Curators at L.A.’s Getty Center are using their archives of artwork, especially pieces depicting violence, to recap ‘Game of Thrones’ in a unique way
There is an image that appears in several medieval texts ranging from Arthurian romance to Italian philosophy. It depicts Madam Fortune turning a wheel with four people on it — a king sits atop the wheel, a peasant is being dragged underneath, a courtier is rising up to the top of the wheel, and a noble is being pulled from the top down to the bottom. Fortune is turning the wheel constantly, dragging its inhabitants in and out of power and servitude.
It is a wheel that Queen Daenerys Targaryen knows all too well.
“They’re all just spokes on a wheel,” she said to Tyrion last season on “Game of Thrones.” “This one’s on top, then that one’s on top, and on and on it spins, crushing those on the ground. I’m not going to stop the wheel. I’m going to break the wheel.”
Though the tale of Westeros is unmistakably a fantasy, “Game of Thrones” and “A Song of Ice and Fire” draw much of their broad themes and aesthetics from medieval art and culture.
The project is spearheaded by Bryan Keene, an assistant curator at the Getty’s Department of Manuscripts and an adjunct professor at Pepperdine University. Every week, he watches each new “Game of Thrones” episode two or three times and takes notes on the most important images from each scene of the show. Then he breaks it down into key words and themes like dragons, battles — or in the case of this week’s episode — executions.
“Medieval art includes a great deal of violence because the medieval world was extremely violent,” Keene said. “We can think about war, death, pestilence, famine — incidentally the traditional names of the four horsemen of the Apocalypse — and how these torments placed mortality at the forefront of everyone’s mind in the Middle Ages.”
Keene also notes that like Westeros, clashes between different religions were a common element of medieval history. We’ve seen the High Sparrow knock Cersei down a peg, Melisandre bring Jon back to life in the name of R’hllor, and Arya forsake her entire identity to serve the Many-Faced God. In the same way, different religions were shaping Europe in the Middle Ages all the time.
“Whenever characters on ‘Game of Thrones’ speak of the old gods and the new, I am reminded of the development and the complexities of medieval world religions,” Keene said. “for example, how various medieval Christian communities interacted with each other and with other faith groups, like Jews and Muslims.”

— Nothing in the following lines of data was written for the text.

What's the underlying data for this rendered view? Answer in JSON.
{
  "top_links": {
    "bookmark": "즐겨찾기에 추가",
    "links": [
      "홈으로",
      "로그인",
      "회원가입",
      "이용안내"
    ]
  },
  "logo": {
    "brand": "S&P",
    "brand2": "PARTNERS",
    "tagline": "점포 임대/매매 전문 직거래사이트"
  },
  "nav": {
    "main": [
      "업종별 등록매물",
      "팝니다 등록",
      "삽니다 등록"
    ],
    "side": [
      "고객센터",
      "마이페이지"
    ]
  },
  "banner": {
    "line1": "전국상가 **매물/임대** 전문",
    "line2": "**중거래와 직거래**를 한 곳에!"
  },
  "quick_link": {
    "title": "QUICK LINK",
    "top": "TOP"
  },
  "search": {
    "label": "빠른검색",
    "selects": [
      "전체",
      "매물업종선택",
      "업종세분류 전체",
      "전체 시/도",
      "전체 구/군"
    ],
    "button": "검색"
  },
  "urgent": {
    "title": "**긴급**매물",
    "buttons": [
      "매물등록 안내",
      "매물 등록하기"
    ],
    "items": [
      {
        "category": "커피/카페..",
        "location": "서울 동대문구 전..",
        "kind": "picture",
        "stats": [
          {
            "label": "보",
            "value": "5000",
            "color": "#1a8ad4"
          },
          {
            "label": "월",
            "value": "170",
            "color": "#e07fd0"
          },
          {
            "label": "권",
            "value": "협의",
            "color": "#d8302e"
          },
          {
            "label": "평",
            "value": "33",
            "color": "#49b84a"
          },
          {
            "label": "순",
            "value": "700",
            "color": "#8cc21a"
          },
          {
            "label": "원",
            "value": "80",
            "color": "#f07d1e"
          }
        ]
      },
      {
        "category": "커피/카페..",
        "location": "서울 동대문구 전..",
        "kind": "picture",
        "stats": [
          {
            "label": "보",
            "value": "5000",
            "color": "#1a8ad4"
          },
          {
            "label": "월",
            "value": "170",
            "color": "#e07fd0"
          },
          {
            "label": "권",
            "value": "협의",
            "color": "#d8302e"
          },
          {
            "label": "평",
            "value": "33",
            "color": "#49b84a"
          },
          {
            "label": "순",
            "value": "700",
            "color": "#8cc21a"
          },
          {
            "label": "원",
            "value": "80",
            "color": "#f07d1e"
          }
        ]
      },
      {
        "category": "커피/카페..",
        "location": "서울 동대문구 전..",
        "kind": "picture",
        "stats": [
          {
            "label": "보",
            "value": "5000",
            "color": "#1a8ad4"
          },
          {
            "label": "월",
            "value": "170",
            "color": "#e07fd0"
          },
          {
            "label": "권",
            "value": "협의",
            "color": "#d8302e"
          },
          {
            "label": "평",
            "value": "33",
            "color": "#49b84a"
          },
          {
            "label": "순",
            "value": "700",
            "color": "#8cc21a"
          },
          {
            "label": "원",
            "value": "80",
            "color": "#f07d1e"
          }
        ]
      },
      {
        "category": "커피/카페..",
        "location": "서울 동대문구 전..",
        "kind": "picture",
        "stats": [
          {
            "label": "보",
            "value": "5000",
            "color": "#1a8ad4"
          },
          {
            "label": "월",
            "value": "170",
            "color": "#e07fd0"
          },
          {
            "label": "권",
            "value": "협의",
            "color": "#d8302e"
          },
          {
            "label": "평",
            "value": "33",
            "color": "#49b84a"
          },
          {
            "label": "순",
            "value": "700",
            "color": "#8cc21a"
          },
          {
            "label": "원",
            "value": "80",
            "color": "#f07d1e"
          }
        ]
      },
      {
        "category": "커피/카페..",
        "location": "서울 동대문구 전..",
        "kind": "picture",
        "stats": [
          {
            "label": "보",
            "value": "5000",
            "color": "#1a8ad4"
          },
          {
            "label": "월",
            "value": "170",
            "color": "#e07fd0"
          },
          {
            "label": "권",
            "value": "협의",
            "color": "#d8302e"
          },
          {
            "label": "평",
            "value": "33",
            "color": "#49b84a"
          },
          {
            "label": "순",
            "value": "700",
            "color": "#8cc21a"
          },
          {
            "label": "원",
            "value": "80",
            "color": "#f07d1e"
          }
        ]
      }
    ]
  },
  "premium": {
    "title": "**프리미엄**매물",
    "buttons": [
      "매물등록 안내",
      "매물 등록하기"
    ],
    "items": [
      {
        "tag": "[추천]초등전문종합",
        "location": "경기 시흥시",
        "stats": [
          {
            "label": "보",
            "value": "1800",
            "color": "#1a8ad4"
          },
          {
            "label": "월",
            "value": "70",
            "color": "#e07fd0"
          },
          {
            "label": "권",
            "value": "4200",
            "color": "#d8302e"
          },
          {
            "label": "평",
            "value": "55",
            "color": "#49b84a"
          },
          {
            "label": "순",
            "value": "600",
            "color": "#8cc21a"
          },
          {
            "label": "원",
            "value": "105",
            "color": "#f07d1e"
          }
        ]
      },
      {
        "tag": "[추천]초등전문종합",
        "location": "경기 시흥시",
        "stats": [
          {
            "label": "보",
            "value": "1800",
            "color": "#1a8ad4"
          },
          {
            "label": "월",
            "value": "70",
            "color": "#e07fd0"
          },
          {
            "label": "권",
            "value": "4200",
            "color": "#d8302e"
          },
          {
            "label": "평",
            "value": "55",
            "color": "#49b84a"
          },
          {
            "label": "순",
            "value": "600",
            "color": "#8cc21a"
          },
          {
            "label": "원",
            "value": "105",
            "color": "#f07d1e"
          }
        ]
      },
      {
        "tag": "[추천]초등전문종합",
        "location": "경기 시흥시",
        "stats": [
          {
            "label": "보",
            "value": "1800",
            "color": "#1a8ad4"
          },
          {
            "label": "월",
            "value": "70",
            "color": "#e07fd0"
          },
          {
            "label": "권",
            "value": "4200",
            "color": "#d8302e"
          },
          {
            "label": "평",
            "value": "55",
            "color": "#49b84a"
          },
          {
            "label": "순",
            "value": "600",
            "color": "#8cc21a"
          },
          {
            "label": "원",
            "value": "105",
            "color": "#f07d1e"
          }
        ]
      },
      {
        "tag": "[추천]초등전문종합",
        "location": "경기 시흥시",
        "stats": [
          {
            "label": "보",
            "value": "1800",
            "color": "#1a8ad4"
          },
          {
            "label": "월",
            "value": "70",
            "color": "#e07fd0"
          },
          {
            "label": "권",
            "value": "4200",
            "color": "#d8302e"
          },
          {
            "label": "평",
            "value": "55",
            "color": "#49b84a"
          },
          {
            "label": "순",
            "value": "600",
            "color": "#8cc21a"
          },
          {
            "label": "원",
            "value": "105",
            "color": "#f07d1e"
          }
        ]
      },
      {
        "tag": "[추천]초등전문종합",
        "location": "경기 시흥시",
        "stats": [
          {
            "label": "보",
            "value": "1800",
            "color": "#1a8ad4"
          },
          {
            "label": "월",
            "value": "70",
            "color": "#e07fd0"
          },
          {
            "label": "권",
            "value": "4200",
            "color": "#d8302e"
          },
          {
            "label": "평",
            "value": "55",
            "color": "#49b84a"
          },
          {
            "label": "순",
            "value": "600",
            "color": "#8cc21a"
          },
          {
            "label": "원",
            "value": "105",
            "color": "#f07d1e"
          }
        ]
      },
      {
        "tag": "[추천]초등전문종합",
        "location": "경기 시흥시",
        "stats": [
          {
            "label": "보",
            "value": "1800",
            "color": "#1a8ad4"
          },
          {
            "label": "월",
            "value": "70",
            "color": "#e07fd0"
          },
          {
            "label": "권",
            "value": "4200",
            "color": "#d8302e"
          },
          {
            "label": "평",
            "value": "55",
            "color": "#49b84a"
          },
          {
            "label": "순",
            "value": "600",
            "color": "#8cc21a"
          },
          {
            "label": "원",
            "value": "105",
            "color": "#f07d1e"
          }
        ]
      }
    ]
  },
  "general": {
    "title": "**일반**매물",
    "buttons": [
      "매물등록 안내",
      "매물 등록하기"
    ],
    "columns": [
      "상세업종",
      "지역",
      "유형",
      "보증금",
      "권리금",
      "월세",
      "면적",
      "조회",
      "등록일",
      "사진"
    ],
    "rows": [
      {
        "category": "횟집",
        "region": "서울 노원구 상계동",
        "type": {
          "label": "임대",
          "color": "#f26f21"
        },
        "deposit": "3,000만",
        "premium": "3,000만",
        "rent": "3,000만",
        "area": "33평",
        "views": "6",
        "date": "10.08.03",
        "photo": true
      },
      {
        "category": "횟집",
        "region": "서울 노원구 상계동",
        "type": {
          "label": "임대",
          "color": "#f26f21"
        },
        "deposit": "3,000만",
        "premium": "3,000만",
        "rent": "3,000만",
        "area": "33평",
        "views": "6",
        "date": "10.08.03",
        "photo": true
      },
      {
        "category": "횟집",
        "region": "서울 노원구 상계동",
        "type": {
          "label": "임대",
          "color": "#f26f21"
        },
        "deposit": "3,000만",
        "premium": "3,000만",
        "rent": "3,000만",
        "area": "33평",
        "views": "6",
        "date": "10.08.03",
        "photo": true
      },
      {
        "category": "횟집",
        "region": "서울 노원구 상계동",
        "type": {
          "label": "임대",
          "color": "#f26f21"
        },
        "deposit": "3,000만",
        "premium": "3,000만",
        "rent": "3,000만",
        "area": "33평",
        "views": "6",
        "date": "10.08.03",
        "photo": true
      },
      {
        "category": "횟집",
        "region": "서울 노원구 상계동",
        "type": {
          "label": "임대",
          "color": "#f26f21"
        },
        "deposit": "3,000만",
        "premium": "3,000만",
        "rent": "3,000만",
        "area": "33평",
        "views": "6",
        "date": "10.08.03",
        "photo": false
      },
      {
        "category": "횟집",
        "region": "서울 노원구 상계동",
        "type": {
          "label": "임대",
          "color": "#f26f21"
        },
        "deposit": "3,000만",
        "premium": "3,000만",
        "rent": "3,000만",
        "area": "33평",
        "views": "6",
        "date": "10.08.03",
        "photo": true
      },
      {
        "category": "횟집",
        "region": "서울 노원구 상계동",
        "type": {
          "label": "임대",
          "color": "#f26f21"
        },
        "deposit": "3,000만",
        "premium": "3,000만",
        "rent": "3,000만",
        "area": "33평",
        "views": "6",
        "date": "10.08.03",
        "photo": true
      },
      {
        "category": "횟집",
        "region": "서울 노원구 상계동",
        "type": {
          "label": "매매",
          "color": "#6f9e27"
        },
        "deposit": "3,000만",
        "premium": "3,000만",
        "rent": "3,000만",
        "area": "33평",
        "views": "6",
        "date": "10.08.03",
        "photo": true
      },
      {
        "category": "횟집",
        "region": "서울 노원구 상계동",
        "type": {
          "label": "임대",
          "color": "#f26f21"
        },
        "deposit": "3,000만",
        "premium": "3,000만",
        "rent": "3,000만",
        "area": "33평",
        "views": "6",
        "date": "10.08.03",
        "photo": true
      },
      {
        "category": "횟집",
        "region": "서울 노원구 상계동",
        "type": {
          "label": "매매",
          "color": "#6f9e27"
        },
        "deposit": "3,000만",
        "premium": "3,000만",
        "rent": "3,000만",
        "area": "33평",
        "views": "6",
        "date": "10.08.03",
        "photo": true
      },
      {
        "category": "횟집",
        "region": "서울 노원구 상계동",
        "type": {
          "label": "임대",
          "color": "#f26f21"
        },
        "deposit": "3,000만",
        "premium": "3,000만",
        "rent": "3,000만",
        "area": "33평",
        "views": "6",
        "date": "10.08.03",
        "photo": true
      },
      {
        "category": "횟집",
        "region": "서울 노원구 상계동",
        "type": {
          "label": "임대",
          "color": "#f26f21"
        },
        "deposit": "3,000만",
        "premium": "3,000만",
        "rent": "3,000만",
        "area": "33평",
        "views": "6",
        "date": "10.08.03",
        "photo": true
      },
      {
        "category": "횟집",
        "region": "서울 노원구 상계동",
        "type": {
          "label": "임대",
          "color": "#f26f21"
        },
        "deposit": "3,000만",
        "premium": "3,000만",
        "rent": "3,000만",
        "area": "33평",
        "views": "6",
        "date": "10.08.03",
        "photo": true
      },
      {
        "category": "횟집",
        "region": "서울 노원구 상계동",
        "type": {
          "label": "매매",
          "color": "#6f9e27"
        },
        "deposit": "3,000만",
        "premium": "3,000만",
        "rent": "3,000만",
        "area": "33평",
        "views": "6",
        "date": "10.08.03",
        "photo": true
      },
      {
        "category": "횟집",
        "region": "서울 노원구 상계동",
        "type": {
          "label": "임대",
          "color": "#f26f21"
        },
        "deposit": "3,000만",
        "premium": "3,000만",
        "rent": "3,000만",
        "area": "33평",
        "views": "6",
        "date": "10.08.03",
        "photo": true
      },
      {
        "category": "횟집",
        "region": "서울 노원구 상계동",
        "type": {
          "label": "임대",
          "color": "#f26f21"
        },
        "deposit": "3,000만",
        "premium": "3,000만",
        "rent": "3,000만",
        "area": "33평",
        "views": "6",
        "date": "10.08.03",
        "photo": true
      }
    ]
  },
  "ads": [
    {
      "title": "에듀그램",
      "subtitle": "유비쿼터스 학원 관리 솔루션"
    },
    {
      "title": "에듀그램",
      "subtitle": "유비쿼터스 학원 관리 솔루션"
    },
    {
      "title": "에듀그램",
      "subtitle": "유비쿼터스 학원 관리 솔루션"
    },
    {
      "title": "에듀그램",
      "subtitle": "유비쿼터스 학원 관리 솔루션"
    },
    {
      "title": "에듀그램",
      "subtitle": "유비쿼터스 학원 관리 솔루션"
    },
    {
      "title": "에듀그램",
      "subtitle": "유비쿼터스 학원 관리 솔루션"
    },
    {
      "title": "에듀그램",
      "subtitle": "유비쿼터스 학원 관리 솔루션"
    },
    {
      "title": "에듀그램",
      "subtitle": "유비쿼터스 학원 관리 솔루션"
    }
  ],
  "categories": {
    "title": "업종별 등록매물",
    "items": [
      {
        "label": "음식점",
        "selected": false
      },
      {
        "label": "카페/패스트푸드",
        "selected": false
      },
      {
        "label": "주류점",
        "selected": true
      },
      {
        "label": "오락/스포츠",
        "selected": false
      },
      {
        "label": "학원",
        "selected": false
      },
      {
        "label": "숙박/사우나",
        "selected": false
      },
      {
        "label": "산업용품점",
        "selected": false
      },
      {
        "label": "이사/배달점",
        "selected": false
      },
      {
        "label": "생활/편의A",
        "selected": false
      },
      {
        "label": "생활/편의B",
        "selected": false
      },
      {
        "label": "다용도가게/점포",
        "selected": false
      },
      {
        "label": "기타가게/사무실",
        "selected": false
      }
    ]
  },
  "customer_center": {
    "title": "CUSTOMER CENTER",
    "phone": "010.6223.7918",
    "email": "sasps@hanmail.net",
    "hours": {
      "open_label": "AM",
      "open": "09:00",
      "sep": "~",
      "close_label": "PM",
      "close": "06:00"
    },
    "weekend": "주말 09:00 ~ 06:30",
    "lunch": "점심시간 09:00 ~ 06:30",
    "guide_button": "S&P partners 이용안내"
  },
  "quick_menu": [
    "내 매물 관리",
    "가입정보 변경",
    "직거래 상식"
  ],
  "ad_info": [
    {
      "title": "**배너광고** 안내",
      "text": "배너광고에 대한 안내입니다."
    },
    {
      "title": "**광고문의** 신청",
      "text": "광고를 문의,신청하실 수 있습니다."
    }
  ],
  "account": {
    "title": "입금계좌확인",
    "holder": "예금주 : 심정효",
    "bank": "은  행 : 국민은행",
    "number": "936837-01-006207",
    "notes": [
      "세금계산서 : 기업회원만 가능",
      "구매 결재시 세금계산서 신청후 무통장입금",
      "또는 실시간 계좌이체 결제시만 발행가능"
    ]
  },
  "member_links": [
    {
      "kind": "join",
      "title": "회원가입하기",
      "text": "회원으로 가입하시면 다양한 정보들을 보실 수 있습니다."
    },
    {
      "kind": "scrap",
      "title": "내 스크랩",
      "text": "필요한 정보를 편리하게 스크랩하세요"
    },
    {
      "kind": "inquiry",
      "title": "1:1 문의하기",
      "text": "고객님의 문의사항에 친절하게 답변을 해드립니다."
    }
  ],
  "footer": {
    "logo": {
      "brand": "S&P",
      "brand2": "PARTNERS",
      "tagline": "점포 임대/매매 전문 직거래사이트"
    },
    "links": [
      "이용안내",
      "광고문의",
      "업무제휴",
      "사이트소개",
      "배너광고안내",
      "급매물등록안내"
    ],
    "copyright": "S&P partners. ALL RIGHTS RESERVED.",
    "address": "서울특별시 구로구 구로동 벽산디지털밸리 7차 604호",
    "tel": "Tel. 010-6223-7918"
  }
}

This week’s recap includes two Christian images alongside each other. One is an image of the resurrected Christ. The other is a picture of Judas being hung by demons from hell to symbolize his suicide after betraying Jesus. Jon Snow is the Christ figure returning from the dead, and Olly is the traitor being punished with the noose.
It’s a clever analogy, but Keene has an even better one. One of his favorite sources of art for the recaps is the “World Chronicle,” a 13th century German tome by poet Rudolf von Ems. Keene says the epic has over 400 illuminations ranging from historical events to retellings of Hebrew tales. One of those illuminations shows the corrupt prince Evilmerodach becoming King of Babylon by killing his father, Nebuchadnezzar. The father’s body is chopped into pieces as crows descend for a piece of the rendered flesh.
A feast for crows, if you will.